This image, from NASA's Mariner 10 spacecraft which launched in 1974, shows a broadly curved lobate scarp running from left to right in the large crater to the right of center in this image.
Add image to your album
Email this page Post this page to your Facebook wall Tweet this page

Curved Lobate Scarp on Crater Floor

A broadly curved lobate scarp (running from left to right in the large crater to the right of center in this image) is restricted to the floor of a crater 85 kilometers in diameter. The rim of this crater and the rims of those north of it have been disrupted by the process which caused the hilly and lineated terrain. This process has not affected the smooth plains on their floors, indicating that the floor materials post date the formation of the craters. In this case, the scarp on the crater floor may be a flow front formed during emplacement of the floor material.
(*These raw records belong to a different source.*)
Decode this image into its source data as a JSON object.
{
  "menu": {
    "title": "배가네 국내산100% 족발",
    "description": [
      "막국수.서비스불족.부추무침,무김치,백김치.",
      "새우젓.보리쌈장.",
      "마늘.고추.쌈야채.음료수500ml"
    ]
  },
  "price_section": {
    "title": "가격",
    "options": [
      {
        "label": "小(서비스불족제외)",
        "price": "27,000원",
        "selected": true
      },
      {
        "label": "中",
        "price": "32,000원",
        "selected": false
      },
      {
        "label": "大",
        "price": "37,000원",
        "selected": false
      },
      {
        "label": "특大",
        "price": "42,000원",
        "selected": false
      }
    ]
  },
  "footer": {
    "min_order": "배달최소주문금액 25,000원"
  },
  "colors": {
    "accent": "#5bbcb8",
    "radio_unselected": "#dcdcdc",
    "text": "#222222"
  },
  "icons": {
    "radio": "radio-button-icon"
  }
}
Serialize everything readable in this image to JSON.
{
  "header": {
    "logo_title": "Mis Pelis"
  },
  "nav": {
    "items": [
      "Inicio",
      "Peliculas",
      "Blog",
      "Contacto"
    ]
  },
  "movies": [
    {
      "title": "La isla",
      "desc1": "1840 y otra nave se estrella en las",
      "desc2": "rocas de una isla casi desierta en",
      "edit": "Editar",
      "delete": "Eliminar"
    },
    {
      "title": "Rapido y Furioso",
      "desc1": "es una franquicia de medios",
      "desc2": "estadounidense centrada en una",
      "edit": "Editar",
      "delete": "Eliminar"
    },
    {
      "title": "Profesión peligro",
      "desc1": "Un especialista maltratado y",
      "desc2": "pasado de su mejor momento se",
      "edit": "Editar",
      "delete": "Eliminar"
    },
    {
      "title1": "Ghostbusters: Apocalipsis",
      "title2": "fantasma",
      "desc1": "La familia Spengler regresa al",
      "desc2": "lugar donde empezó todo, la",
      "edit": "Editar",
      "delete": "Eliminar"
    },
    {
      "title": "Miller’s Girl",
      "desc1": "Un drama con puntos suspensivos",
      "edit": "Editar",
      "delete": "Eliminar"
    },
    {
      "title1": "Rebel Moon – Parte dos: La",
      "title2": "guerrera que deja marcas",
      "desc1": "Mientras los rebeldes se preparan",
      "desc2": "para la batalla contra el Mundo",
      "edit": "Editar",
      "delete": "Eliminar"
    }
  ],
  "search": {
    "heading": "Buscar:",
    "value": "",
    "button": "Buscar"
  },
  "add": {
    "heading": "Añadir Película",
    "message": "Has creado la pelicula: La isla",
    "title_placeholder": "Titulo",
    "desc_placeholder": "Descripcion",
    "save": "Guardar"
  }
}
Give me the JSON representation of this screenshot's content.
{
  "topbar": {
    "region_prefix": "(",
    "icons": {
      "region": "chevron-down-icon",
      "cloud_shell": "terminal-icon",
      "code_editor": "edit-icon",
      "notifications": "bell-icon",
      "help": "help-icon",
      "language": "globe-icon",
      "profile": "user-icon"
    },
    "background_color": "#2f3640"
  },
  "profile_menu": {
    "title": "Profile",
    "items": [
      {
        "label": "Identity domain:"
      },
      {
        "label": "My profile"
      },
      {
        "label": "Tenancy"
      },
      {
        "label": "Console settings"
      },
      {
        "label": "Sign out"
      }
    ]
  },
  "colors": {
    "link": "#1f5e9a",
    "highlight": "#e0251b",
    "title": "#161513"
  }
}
This image (FDS 27379) was acquired during the spacecraft's first encounter with Mercury.

The Mariner 10 mission, managed by the Jet Propulsion Laboratory for NASA's Office of Space Science, explored Venus in February 1974 on the way to three encounters with Mercury-in March and September 1974 and in March 1975. The spacecraft took more than 7,000 photos of Mercury, Venus, the Earth and the Moon.

Image details

ID#:
PIA02431

Date added:
2000-01-15

Target:
Mercury

Mission:
MVM

Spacecraft:
Mariner 10

Instruments:
Imaging Science Subsystem - Narrow Angle

Rating:



Views:
3,558

Full-Res TIFF:
PIA02431.tif (0.12 MB)

Full-Res JPG:
PIA02431.jpg (0.03 MB)

Image credit:
NASA/JPL/Northwestern University